EXERCISE DATA:
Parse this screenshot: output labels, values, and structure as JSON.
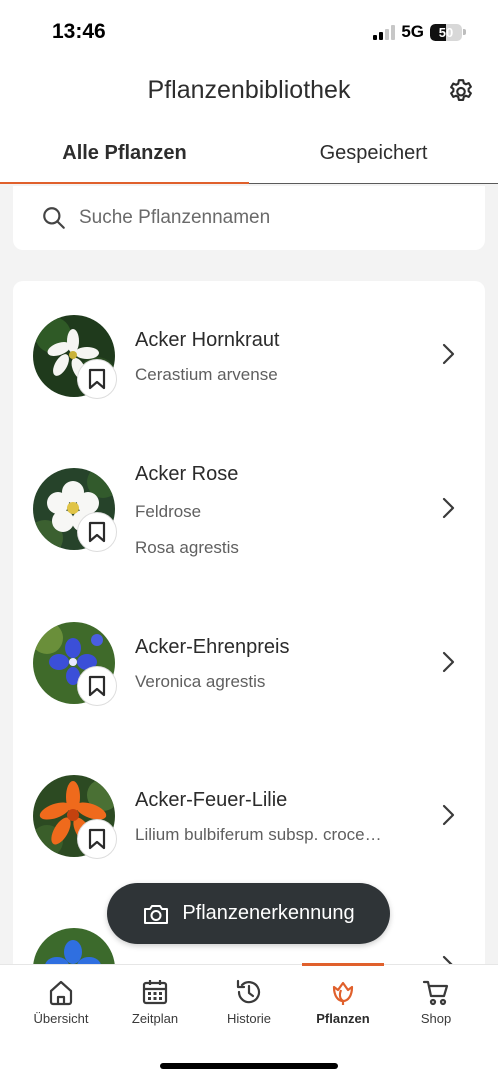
{
  "status_bar": {
    "time": "13:46",
    "network": "5G",
    "battery": "50",
    "battery_level": 0.5
  },
  "header": {
    "title": "Pflanzenbibliothek",
    "settings_icon": "gear-icon"
  },
  "tabs": [
    {
      "label": "Alle Pflanzen",
      "active": true
    },
    {
      "label": "Gespeichert",
      "active": false
    }
  ],
  "search": {
    "placeholder": "Suche Pflanzennamen",
    "value": ""
  },
  "plants": [
    {
      "name": "Acker Hornkraut",
      "subtitles": [
        "Cerastium arvense"
      ]
    },
    {
      "name": "Acker Rose",
      "subtitles": [
        "Feldrose",
        "Rosa agrestis"
      ]
    },
    {
      "name": "Acker-Ehrenpreis",
      "subtitles": [
        "Veronica agrestis"
      ]
    },
    {
      "name": "Acker-Feuer-Lilie",
      "subtitles": [
        "Lilium bulbiferum subsp. croce…"
      ]
    }
  ],
  "fab": {
    "label": "Pflanzenerkennung",
    "icon": "camera-icon"
  },
  "bottom_nav": [
    {
      "label": "Übersicht",
      "icon": "home-icon",
      "active": false
    },
    {
      "label": "Zeitplan",
      "icon": "calendar-icon",
      "active": false
    },
    {
      "label": "Historie",
      "icon": "history-icon",
      "active": false
    },
    {
      "label": "Pflanzen",
      "icon": "tulip-icon",
      "active": true
    },
    {
      "label": "Shop",
      "icon": "cart-icon",
      "active": false
    }
  ],
  "colors": {
    "accent": "#e0602c",
    "fab_background": "#2f3437",
    "page_background": "#f3f3f3"
  }
}
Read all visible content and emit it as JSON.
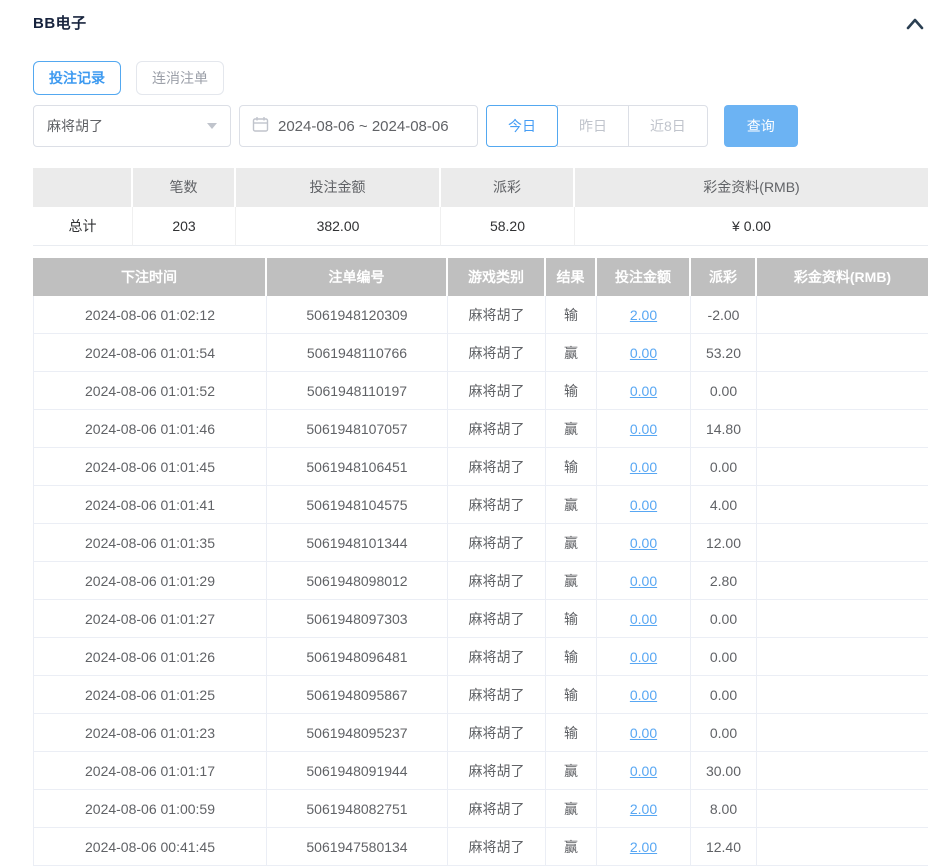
{
  "panel": {
    "title": "BB电子",
    "collapse_icon": "chevron-up"
  },
  "tabs": [
    {
      "label": "投注记录",
      "active": true
    },
    {
      "label": "连消注单",
      "active": false
    }
  ],
  "filters": {
    "game_select": {
      "value": "麻将胡了"
    },
    "date_range": {
      "value": "2024-08-06 ~ 2024-08-06"
    },
    "quick_buttons": [
      {
        "label": "今日",
        "active": true
      },
      {
        "label": "昨日",
        "active": false
      },
      {
        "label": "近8日",
        "active": false
      }
    ],
    "search_label": "查询"
  },
  "summary": {
    "headers": [
      "",
      "笔数",
      "投注金额",
      "派彩",
      "彩金资料(RMB)"
    ],
    "row": {
      "label": "总计",
      "count": "203",
      "bet_amount": "382.00",
      "payout": "58.20",
      "bonus": "¥ 0.00"
    }
  },
  "table": {
    "headers": [
      "下注时间",
      "注单编号",
      "游戏类别",
      "结果",
      "投注金额",
      "派彩",
      "彩金资料(RMB)"
    ],
    "rows": [
      {
        "time": "2024-08-06 01:02:12",
        "order": "5061948120309",
        "game": "麻将胡了",
        "result": "输",
        "bet": "2.00",
        "payout": "-2.00",
        "bonus": ""
      },
      {
        "time": "2024-08-06 01:01:54",
        "order": "5061948110766",
        "game": "麻将胡了",
        "result": "赢",
        "bet": "0.00",
        "payout": "53.20",
        "bonus": ""
      },
      {
        "time": "2024-08-06 01:01:52",
        "order": "5061948110197",
        "game": "麻将胡了",
        "result": "输",
        "bet": "0.00",
        "payout": "0.00",
        "bonus": ""
      },
      {
        "time": "2024-08-06 01:01:46",
        "order": "5061948107057",
        "game": "麻将胡了",
        "result": "赢",
        "bet": "0.00",
        "payout": "14.80",
        "bonus": ""
      },
      {
        "time": "2024-08-06 01:01:45",
        "order": "5061948106451",
        "game": "麻将胡了",
        "result": "输",
        "bet": "0.00",
        "payout": "0.00",
        "bonus": ""
      },
      {
        "time": "2024-08-06 01:01:41",
        "order": "5061948104575",
        "game": "麻将胡了",
        "result": "赢",
        "bet": "0.00",
        "payout": "4.00",
        "bonus": ""
      },
      {
        "time": "2024-08-06 01:01:35",
        "order": "5061948101344",
        "game": "麻将胡了",
        "result": "赢",
        "bet": "0.00",
        "payout": "12.00",
        "bonus": ""
      },
      {
        "time": "2024-08-06 01:01:29",
        "order": "5061948098012",
        "game": "麻将胡了",
        "result": "赢",
        "bet": "0.00",
        "payout": "2.80",
        "bonus": ""
      },
      {
        "time": "2024-08-06 01:01:27",
        "order": "5061948097303",
        "game": "麻将胡了",
        "result": "输",
        "bet": "0.00",
        "payout": "0.00",
        "bonus": ""
      },
      {
        "time": "2024-08-06 01:01:26",
        "order": "5061948096481",
        "game": "麻将胡了",
        "result": "输",
        "bet": "0.00",
        "payout": "0.00",
        "bonus": ""
      },
      {
        "time": "2024-08-06 01:01:25",
        "order": "5061948095867",
        "game": "麻将胡了",
        "result": "输",
        "bet": "0.00",
        "payout": "0.00",
        "bonus": ""
      },
      {
        "time": "2024-08-06 01:01:23",
        "order": "5061948095237",
        "game": "麻将胡了",
        "result": "输",
        "bet": "0.00",
        "payout": "0.00",
        "bonus": ""
      },
      {
        "time": "2024-08-06 01:01:17",
        "order": "5061948091944",
        "game": "麻将胡了",
        "result": "赢",
        "bet": "0.00",
        "payout": "30.00",
        "bonus": ""
      },
      {
        "time": "2024-08-06 01:00:59",
        "order": "5061948082751",
        "game": "麻将胡了",
        "result": "赢",
        "bet": "2.00",
        "payout": "8.00",
        "bonus": ""
      },
      {
        "time": "2024-08-06 00:41:45",
        "order": "5061947580134",
        "game": "麻将胡了",
        "result": "赢",
        "bet": "2.00",
        "payout": "12.40",
        "bonus": ""
      }
    ]
  },
  "colors": {
    "accent": "#53a8f0",
    "accent_fill": "#6cb3f3",
    "negative": "#f56c6c",
    "table_header_bg": "#bfbfbf"
  }
}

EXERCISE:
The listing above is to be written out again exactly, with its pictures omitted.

WORKED SOLUTION:
Parse this screenshot: output labels, values, and structure as JSON.
{
  "status_bar": {
    "time": "13:46",
    "network": "5G",
    "battery": "50",
    "battery_level": 0.5
  },
  "header": {
    "title": "Pflanzenbibliothek",
    "settings_icon": "gear-icon"
  },
  "tabs": [
    {
      "label": "Alle Pflanzen",
      "active": true
    },
    {
      "label": "Gespeichert",
      "active": false
    }
  ],
  "search": {
    "placeholder": "Suche Pflanzennamen",
    "value": ""
  },
  "plants": [
    {
      "name": "Acker Hornkraut",
      "subtitles": [
        "Cerastium arvense"
      ]
    },
    {
      "name": "Acker Rose",
      "subtitles": [
        "Feldrose",
        "Rosa agrestis"
      ]
    },
    {
      "name": "Acker-Ehrenpreis",
      "subtitles": [
        "Veronica agrestis"
      ]
    },
    {
      "name": "Acker-Feuer-Lilie",
      "subtitles": [
        "Lilium bulbiferum subsp. croce…"
      ]
    }
  ],
  "fab": {
    "label": "Pflanzenerkennung",
    "icon": "camera-icon"
  },
  "bottom_nav": [
    {
      "label": "Übersicht",
      "icon": "home-icon",
      "active": false
    },
    {
      "label": "Zeitplan",
      "icon": "calendar-icon",
      "active": false
    },
    {
      "label": "Historie",
      "icon": "history-icon",
      "active": false
    },
    {
      "label": "Pflanzen",
      "icon": "tulip-icon",
      "active": true
    },
    {
      "label": "Shop",
      "icon": "cart-icon",
      "active": false
    }
  ],
  "colors": {
    "accent": "#e0602c",
    "fab_background": "#2f3437",
    "page_background": "#f3f3f3"
  }
}
Read all visible content and emit it as JSON.
{
  "panel": {
    "title": "BB电子",
    "collapse_icon": "chevron-up"
  },
  "tabs": [
    {
      "label": "投注记录",
      "active": true
    },
    {
      "label": "连消注单",
      "active": false
    }
  ],
  "filters": {
    "game_select": {
      "value": "麻将胡了"
    },
    "date_range": {
      "value": "2024-08-06 ~ 2024-08-06"
    },
    "quick_buttons": [
      {
        "label": "今日",
        "active": true
      },
      {
        "label": "昨日",
        "active": false
      },
      {
        "label": "近8日",
        "active": false
      }
    ],
    "search_label": "查询"
  },
  "summary": {
    "headers": [
      "",
      "笔数",
      "投注金额",
      "派彩",
      "彩金资料(RMB)"
    ],
    "row": {
      "label": "总计",
      "count": "203",
      "bet_amount": "382.00",
      "payout": "58.20",
      "bonus": "¥ 0.00"
    }
  },
  "table": {
    "headers": [
      "下注时间",
      "注单编号",
      "游戏类别",
      "结果",
      "投注金额",
      "派彩",
      "彩金资料(RMB)"
    ],
    "rows": [
      {
        "time": "2024-08-06 01:02:12",
        "order": "5061948120309",
        "game": "麻将胡了",
        "result": "输",
        "bet": "2.00",
        "payout": "-2.00",
        "bonus": ""
      },
      {
        "time": "2024-08-06 01:01:54",
        "order": "5061948110766",
        "game": "麻将胡了",
        "result": "赢",
        "bet": "0.00",
        "payout": "53.20",
        "bonus": ""
      },
      {
        "time": "2024-08-06 01:01:52",
        "order": "5061948110197",
        "game": "麻将胡了",
        "result": "输",
        "bet": "0.00",
        "payout": "0.00",
        "bonus": ""
      },
      {
        "time": "2024-08-06 01:01:46",
        "order": "5061948107057",
        "game": "麻将胡了",
        "result": "赢",
        "bet": "0.00",
        "payout": "14.80",
        "bonus": ""
      },
      {
        "time": "2024-08-06 01:01:45",
        "order": "5061948106451",
        "game": "麻将胡了",
        "result": "输",
        "bet": "0.00",
        "payout": "0.00",
        "bonus": ""
      },
      {
        "time": "2024-08-06 01:01:41",
        "order": "5061948104575",
        "game": "麻将胡了",
        "result": "赢",
        "bet": "0.00",
        "payout": "4.00",
        "bonus": ""
      },
      {
        "time": "2024-08-06 01:01:35",
        "order": "5061948101344",
        "game": "麻将胡了",
        "result": "赢",
        "bet": "0.00",
        "payout": "12.00",
        "bonus": ""
      },
      {
        "time": "2024-08-06 01:01:29",
        "order": "5061948098012",
        "game": "麻将胡了",
        "result": "赢",
        "bet": "0.00",
        "payout": "2.80",
        "bonus": ""
      },
      {
        "time": "2024-08-06 01:01:27",
        "order": "5061948097303",
        "game": "麻将胡了",
        "result": "输",
        "bet": "0.00",
        "payout": "0.00",
        "bonus": ""
      },
      {
        "time": "2024-08-06 01:01:26",
        "order": "5061948096481",
        "game": "麻将胡了",
        "result": "输",
        "bet": "0.00",
        "payout": "0.00",
        "bonus": ""
      },
      {
        "time": "2024-08-06 01:01:25",
        "order": "5061948095867",
        "game": "麻将胡了",
        "result": "输",
        "bet": "0.00",
        "payout": "0.00",
        "bonus": ""
      },
      {
        "time": "2024-08-06 01:01:23",
        "order": "5061948095237",
        "game": "麻将胡了",
        "result": "输",
        "bet": "0.00",
        "payout": "0.00",
        "bonus": ""
      },
      {
        "time": "2024-08-06 01:01:17",
        "order": "5061948091944",
        "game": "麻将胡了",
        "result": "赢",
        "bet": "0.00",
        "payout": "30.00",
        "bonus": ""
      },
      {
        "time": "2024-08-06 01:00:59",
        "order": "5061948082751",
        "game": "麻将胡了",
        "result": "赢",
        "bet": "2.00",
        "payout": "8.00",
        "bonus": ""
      },
      {
        "time": "2024-08-06 00:41:45",
        "order": "5061947580134",
        "game": "麻将胡了",
        "result": "赢",
        "bet": "2.00",
        "payout": "12.40",
        "bonus": ""
      }
    ]
  },
  "colors": {
    "accent": "#53a8f0",
    "accent_fill": "#6cb3f3",
    "negative": "#f56c6c",
    "table_header_bg": "#bfbfbf"
  }
}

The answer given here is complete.